Ages ago, I asked Susanne The Scot's husband if he thought that she believed in the Loch Ness Monster.
"Deep down she's a romantic, so yes, I expect she does," he answered.
This conversation came back to me after seeing Patterson's Wager that first time.
Not because it's about the Nessie (it's not), but because deep down, I too am a romantic and this little movie got past the cynical wall I built to keep out schlocky romantic comedies and lovelorn sagas. It surprised and charmed me. That, my friends, is rare.
I haven't been officially employed as a film writer in nearly a decade, but I still watch a lot of movies and every once in a while, I get the urge to write about one.

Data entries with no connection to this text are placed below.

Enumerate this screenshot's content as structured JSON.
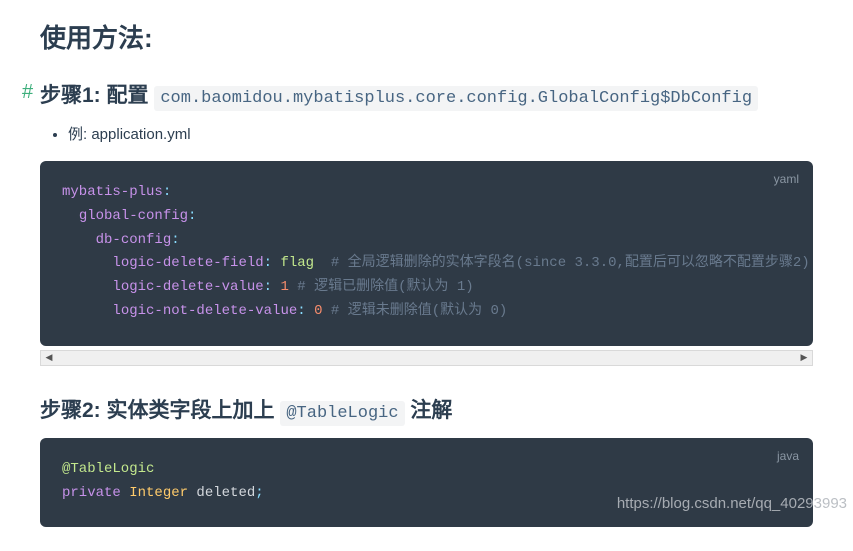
{
  "title": "使用方法:",
  "step1": {
    "anchor": "#",
    "prefix": "步骤1: 配置 ",
    "code": "com.baomidou.mybatisplus.core.config.GlobalConfig$DbConfig",
    "bullet": "例: application.yml"
  },
  "yamlBlock": {
    "lang": "yaml",
    "l1_key": "mybatis-plus",
    "l1_colon": ":",
    "l2_key": "global-config",
    "l2_colon": ":",
    "l3_key": "db-config",
    "l3_colon": ":",
    "l4_key": "logic-delete-field",
    "l4_colon": ": ",
    "l4_val": "flag",
    "l4_cmt": "  # 全局逻辑删除的实体字段名(since 3.3.0,配置后可以忽略不配置步骤2)",
    "l5_key": "logic-delete-value",
    "l5_colon": ": ",
    "l5_val": "1",
    "l5_cmt": " # 逻辑已删除值(默认为 1)",
    "l6_key": "logic-not-delete-value",
    "l6_colon": ": ",
    "l6_val": "0",
    "l6_cmt": " # 逻辑未删除值(默认为 0)"
  },
  "scrollbar": {
    "left": "◀",
    "right": "▶"
  },
  "step2": {
    "prefix": "步骤2: 实体类字段上加上 ",
    "code": "@TableLogic",
    "suffix": " 注解"
  },
  "javaBlock": {
    "lang": "java",
    "ann": "@TableLogic",
    "kw": "private",
    "type": "Integer",
    "field": " deleted",
    "semi": ";"
  },
  "watermark": "https://blog.csdn.net/qq_40293993"
}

O. Corbin Saleken's 2015 film Patterson's Wager is is one of those movies.
This Canadian indie has been making the festival circuit and racking up awards along the way. Jeremy and I discovered it through Fred Ewanuick, who is cast as Charles, an ordinary guy in an extrordinary situation. Without explanation or warning, Charles begins to have visions of events just moments in the future.
As a subject and storytelling device precognition is nothing new, but Saleken has used it deftly, in service to the real challenge his character faces.